A half-hour later, on my way back through, both birds were feeding on their catch. Normally, goshawks are solitary hunters. I often see them pursuing rabbits and grouse, but this was the first time I have seem two of them hunting together. Both birds were youngsters, identifiable by their brown backs and streaked underparts. Adults are gunmetal gray.
Goshawks are one of the larger hawks and judging by the number of young birds in the Delta Junction and Paxson areas, they've had a successful breeding season. Goshawks do well in areas with heavy cover so the Delta area is ideal habitat. The availability of prey is extremely important, and 80-90 percent of the young birds don't normally make it through their first winter due to starvation or predation by martens, wolverines and owls.
Snowshoe hare population up
The sharptail population is very high in the Interior and snowshoe hares are on the increase, too. Both species are important food for the hawk. In the Paxson area, ptarmigan are the primary prey species for goshawks. It also has the excellent cover that goshawks require. This past summer it was a common sight to see goshawks working heavy willow cover for willow ptarmigan.
Goshawks are often confused with gryfalcons, as the two species are similar in size and coloration. Their ranges and habitat overlap somewhat and in many areas, their feeding habits are similar.
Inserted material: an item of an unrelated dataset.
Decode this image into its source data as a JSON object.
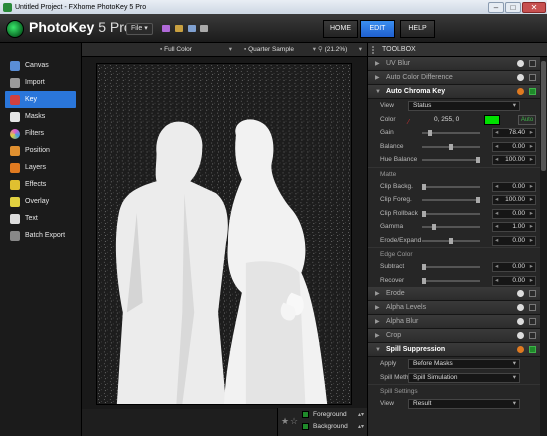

Gyrs have the characteristically pointed wings of other falcons, while the goshawk has rounded wing tips suited for quick maneuvers in heavy cover.
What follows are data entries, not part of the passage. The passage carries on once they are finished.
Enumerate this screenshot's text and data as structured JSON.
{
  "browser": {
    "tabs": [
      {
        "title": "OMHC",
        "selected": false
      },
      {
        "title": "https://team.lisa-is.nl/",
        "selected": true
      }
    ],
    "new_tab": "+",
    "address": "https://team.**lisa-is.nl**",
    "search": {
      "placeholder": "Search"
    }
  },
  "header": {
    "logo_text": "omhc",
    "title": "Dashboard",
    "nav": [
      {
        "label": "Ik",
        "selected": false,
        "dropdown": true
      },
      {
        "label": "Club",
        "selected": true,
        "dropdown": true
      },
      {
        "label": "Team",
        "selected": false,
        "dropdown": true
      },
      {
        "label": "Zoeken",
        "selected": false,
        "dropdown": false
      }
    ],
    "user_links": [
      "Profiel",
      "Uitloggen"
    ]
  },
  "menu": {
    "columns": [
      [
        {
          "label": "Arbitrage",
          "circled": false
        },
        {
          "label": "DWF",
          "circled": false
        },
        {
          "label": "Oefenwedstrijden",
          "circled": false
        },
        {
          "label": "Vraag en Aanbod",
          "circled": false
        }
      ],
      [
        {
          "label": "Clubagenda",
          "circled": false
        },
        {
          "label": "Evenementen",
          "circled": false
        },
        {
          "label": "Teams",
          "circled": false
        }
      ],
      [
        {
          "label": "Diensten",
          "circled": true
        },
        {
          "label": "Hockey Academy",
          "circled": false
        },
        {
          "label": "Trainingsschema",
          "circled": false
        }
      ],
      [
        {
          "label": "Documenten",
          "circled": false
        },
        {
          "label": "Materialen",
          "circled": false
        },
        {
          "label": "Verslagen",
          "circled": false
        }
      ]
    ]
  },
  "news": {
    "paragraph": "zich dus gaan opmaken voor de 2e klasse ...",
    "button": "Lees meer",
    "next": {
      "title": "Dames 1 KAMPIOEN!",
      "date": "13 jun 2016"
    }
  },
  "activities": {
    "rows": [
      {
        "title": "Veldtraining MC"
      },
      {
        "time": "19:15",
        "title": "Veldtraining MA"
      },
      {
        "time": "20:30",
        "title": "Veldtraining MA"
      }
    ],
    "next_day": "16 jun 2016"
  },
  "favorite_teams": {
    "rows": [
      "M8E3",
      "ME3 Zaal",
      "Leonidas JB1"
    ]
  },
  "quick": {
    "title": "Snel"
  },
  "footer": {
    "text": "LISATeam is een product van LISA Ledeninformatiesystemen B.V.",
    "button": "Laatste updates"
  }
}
Few raptors are more aggressive hunters. I once caught a goshawk in a rabbit snare in a tight willow thicket. It is common for these birds to follow their prey on foot.
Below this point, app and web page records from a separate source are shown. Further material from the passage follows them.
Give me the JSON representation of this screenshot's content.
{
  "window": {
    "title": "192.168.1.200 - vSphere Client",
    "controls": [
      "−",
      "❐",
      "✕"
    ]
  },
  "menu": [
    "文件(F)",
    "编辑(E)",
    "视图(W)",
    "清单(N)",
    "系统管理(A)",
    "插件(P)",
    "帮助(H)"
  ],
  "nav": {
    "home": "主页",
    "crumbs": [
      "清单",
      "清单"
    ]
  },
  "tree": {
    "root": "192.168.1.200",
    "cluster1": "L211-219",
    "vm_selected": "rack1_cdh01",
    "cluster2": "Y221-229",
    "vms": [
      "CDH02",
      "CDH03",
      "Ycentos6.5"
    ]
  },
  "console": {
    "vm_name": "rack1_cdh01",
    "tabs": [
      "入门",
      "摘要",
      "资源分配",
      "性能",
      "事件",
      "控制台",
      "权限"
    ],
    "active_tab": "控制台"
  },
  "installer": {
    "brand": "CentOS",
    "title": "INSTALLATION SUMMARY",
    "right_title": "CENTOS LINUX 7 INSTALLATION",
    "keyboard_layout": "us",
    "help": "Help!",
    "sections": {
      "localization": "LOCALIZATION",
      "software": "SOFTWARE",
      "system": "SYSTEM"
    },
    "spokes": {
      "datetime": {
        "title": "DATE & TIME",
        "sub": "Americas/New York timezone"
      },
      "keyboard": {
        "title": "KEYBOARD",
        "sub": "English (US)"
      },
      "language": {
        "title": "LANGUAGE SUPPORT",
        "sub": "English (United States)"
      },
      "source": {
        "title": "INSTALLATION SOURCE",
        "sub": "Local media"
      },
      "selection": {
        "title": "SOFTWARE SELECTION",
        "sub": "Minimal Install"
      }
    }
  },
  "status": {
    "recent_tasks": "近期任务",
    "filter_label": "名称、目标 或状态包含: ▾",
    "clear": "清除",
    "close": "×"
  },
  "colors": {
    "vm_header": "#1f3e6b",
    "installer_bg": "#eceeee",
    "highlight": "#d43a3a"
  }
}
Their single-minded focus on prey has made the goshawk one of the most popular birds for falconers. In medieval times, they were known as the "cooks bird", due to their utility in hunting. Today they are still the most common hawk used for falconry, though peregrine purists may scoff. That scorn may be tinged with the discomfort of knowing that the larger goshawk will prey on an occasional peregrine when an opportunity arises.
A hawk that winters in Alaska needs to be adaptable if it is to survive. And the goshawk menu doesn't exclude much. Voles, weasels and red squirrels are all fair game. Spring is the toughest time; the female goshawk is on the nest by mid-April and while the male may take a turn at incubating eggs, he mostly hunts for his mate.
Healthy predators, healthy ecosystem
Easy targets gone by spring, and the young prey species of the year are not available yet. In many areas of the state, the timing of the hatchlings corresponds to that of young hares. The recent low population cycle of hares has limited goshawk chick production. However, an upturn in hares and a healthy grouse population has been a boon.
But why, exactly, are there goshawks? That isn't an easy question to answer. There are plenty of horned owls and other predators to handle any sick or weak hares. Grouse and ptarmigan seem more limited by weather conditions than predation. Maybe we have goshawks for us?
The presence and abundance of primary predators is an indicator of the health of our ecosystem. Goshawks keep us honest in the care and cover of our free-range poultry. Maybe.
Personally, I'd like to believe we have goshawks as an example of perseverance and focus. After all, their striking red eyes and aggressive demeanor led Attila the Hun to use the image of a goshawk on his helmet.
John Schandelmeier is a lifelong Alaskan who lives with his family near Paxson. He is a Bristol Bay commercial fisherman and two-time winner of the Yukon Quest International Sled Dog Race.
Alaska Dispatch Publishing